---- Exercise input

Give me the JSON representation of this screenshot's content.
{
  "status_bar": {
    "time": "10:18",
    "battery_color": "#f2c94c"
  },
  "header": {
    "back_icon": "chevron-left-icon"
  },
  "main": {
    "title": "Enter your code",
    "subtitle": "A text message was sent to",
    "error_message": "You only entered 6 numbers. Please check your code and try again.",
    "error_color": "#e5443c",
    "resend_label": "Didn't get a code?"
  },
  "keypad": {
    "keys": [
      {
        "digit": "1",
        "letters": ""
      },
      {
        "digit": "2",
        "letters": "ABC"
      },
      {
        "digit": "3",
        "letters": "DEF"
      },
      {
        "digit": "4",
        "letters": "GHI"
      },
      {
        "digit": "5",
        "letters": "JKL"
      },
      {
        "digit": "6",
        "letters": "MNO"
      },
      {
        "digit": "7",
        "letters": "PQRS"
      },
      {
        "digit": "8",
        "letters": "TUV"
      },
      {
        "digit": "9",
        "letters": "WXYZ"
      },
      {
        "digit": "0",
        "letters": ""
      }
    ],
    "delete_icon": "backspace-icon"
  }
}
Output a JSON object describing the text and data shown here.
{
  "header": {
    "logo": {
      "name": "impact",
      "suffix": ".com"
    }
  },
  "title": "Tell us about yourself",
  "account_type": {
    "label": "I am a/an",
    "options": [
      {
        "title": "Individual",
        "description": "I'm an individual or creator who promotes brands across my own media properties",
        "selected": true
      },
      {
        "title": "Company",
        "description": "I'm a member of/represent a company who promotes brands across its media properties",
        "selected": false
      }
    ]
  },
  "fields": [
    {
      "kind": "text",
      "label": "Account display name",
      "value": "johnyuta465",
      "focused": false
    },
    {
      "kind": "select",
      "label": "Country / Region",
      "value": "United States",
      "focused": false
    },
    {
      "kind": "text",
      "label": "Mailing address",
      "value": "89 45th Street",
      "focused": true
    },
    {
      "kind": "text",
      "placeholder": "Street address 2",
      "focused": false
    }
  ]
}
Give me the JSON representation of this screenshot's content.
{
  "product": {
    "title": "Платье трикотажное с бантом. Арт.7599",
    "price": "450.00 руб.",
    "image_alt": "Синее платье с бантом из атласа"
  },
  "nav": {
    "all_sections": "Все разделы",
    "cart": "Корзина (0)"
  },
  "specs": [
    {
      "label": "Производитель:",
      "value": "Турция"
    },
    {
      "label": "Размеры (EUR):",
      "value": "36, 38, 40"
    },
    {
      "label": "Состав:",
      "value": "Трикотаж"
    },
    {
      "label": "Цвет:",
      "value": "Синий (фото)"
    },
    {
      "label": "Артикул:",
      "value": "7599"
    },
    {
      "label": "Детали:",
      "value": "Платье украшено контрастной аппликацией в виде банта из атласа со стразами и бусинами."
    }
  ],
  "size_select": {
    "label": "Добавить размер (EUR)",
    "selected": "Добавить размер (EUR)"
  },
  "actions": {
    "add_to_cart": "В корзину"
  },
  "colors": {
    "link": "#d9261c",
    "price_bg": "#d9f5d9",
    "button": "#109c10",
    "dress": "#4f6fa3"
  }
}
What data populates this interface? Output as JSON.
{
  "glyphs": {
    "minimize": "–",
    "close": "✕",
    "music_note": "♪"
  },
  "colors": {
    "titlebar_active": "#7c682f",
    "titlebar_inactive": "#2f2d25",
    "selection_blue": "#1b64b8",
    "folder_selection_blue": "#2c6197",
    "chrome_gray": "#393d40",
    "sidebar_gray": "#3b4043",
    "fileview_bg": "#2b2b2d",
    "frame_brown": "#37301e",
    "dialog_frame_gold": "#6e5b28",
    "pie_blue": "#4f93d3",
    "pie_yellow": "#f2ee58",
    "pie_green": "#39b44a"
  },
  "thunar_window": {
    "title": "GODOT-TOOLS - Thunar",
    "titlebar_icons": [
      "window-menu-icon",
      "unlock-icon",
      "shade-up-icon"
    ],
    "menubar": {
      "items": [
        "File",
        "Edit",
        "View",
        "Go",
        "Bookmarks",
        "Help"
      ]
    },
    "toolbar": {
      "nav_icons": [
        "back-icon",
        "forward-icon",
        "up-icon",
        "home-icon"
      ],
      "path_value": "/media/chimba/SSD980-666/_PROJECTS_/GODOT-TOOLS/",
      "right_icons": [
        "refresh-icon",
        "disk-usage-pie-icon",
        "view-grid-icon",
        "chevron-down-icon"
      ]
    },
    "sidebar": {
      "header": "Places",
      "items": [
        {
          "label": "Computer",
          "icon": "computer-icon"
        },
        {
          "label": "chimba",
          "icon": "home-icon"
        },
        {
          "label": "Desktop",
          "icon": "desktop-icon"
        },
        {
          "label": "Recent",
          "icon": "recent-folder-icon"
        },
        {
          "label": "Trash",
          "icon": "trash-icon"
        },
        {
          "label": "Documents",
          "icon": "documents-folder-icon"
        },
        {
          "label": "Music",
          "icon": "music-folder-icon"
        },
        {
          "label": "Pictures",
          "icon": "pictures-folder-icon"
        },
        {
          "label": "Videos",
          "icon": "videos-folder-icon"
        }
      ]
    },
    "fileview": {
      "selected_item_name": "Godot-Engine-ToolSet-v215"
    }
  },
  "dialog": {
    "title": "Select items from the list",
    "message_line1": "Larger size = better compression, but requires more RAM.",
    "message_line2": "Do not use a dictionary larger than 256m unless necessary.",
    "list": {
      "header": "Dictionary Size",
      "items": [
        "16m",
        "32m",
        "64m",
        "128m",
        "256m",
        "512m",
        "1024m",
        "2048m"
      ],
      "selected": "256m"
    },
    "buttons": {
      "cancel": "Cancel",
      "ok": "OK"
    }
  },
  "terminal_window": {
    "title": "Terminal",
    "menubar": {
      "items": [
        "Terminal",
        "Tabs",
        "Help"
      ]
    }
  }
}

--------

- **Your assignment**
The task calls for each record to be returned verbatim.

- **Response**
Give me the JSON representation of this screenshot's content.
{
  "status_bar": {
    "time": "10:18",
    "battery_color": "#f2c94c"
  },
  "header": {
    "back_icon": "chevron-left-icon"
  },
  "main": {
    "title": "Enter your code",
    "subtitle": "A text message was sent to",
    "error_message": "You only entered 6 numbers. Please check your code and try again.",
    "error_color": "#e5443c",
    "resend_label": "Didn't get a code?"
  },
  "keypad": {
    "keys": [
      {
        "digit": "1",
        "letters": ""
      },
      {
        "digit": "2",
        "letters": "ABC"
      },
      {
        "digit": "3",
        "letters": "DEF"
      },
      {
        "digit": "4",
        "letters": "GHI"
      },
      {
        "digit": "5",
        "letters": "JKL"
      },
      {
        "digit": "6",
        "letters": "MNO"
      },
      {
        "digit": "7",
        "letters": "PQRS"
      },
      {
        "digit": "8",
        "letters": "TUV"
      },
      {
        "digit": "9",
        "letters": "WXYZ"
      },
      {
        "digit": "0",
        "letters": ""
      }
    ],
    "delete_icon": "backspace-icon"
  }
}
Output a JSON object describing the text and data shown here.
{
  "header": {
    "logo": {
      "name": "impact",
      "suffix": ".com"
    }
  },
  "title": "Tell us about yourself",
  "account_type": {
    "label": "I am a/an",
    "options": [
      {
        "title": "Individual",
        "description": "I'm an individual or creator who promotes brands across my own media properties",
        "selected": true
      },
      {
        "title": "Company",
        "description": "I'm a member of/represent a company who promotes brands across its media properties",
        "selected": false
      }
    ]
  },
  "fields": [
    {
      "kind": "text",
      "label": "Account display name",
      "value": "johnyuta465",
      "focused": false
    },
    {
      "kind": "select",
      "label": "Country / Region",
      "value": "United States",
      "focused": false
    },
    {
      "kind": "text",
      "label": "Mailing address",
      "value": "89 45th Street",
      "focused": true
    },
    {
      "kind": "text",
      "placeholder": "Street address 2",
      "focused": false
    }
  ]
}
Give me the JSON representation of this screenshot's content.
{
  "product": {
    "title": "Платье трикотажное с бантом. Арт.7599",
    "price": "450.00 руб.",
    "image_alt": "Синее платье с бантом из атласа"
  },
  "nav": {
    "all_sections": "Все разделы",
    "cart": "Корзина (0)"
  },
  "specs": [
    {
      "label": "Производитель:",
      "value": "Турция"
    },
    {
      "label": "Размеры (EUR):",
      "value": "36, 38, 40"
    },
    {
      "label": "Состав:",
      "value": "Трикотаж"
    },
    {
      "label": "Цвет:",
      "value": "Синий (фото)"
    },
    {
      "label": "Артикул:",
      "value": "7599"
    },
    {
      "label": "Детали:",
      "value": "Платье украшено контрастной аппликацией в виде банта из атласа со стразами и бусинами."
    }
  ],
  "size_select": {
    "label": "Добавить размер (EUR)",
    "selected": "Добавить размер (EUR)"
  },
  "actions": {
    "add_to_cart": "В корзину"
  },
  "colors": {
    "link": "#d9261c",
    "price_bg": "#d9f5d9",
    "button": "#109c10",
    "dress": "#4f6fa3"
  }
}
What data populates this interface? Output as JSON.
{
  "glyphs": {
    "minimize": "–",
    "close": "✕",
    "music_note": "♪"
  },
  "colors": {
    "titlebar_active": "#7c682f",
    "titlebar_inactive": "#2f2d25",
    "selection_blue": "#1b64b8",
    "folder_selection_blue": "#2c6197",
    "chrome_gray": "#393d40",
    "sidebar_gray": "#3b4043",
    "fileview_bg": "#2b2b2d",
    "frame_brown": "#37301e",
    "dialog_frame_gold": "#6e5b28",
    "pie_blue": "#4f93d3",
    "pie_yellow": "#f2ee58",
    "pie_green": "#39b44a"
  },
  "thunar_window": {
    "title": "GODOT-TOOLS - Thunar",
    "titlebar_icons": [
      "window-menu-icon",
      "unlock-icon",
      "shade-up-icon"
    ],
    "menubar": {
      "items": [
        "File",
        "Edit",
        "View",
        "Go",
        "Bookmarks",
        "Help"
      ]
    },
    "toolbar": {
      "nav_icons": [
        "back-icon",
        "forward-icon",
        "up-icon",
        "home-icon"
      ],
      "path_value": "/media/chimba/SSD980-666/_PROJECTS_/GODOT-TOOLS/",
      "right_icons": [
        "refresh-icon",
        "disk-usage-pie-icon",
        "view-grid-icon",
        "chevron-down-icon"
      ]
    },
    "sidebar": {
      "header": "Places",
      "items": [
        {
          "label": "Computer",
          "icon": "computer-icon"
        },
        {
          "label": "chimba",
          "icon": "home-icon"
        },
        {
          "label": "Desktop",
          "icon": "desktop-icon"
        },
        {
          "label": "Recent",
          "icon": "recent-folder-icon"
        },
        {
          "label": "Trash",
          "icon": "trash-icon"
        },
        {
          "label": "Documents",
          "icon": "documents-folder-icon"
        },
        {
          "label": "Music",
          "icon": "music-folder-icon"
        },
        {
          "label": "Pictures",
          "icon": "pictures-folder-icon"
        },
        {
          "label": "Videos",
          "icon": "videos-folder-icon"
        }
      ]
    },
    "fileview": {
      "selected_item_name": "Godot-Engine-ToolSet-v215"
    }
  },
  "dialog": {
    "title": "Select items from the list",
    "message_line1": "Larger size = better compression, but requires more RAM.",
    "message_line2": "Do not use a dictionary larger than 256m unless necessary.",
    "list": {
      "header": "Dictionary Size",
      "items": [
        "16m",
        "32m",
        "64m",
        "128m",
        "256m",
        "512m",
        "1024m",
        "2048m"
      ],
      "selected": "256m"
    },
    "buttons": {
      "cancel": "Cancel",
      "ok": "OK"
    }
  },
  "terminal_window": {
    "title": "Terminal",
    "menubar": {
      "items": [
        "Terminal",
        "Tabs",
        "Help"
      ]
    }
  }
}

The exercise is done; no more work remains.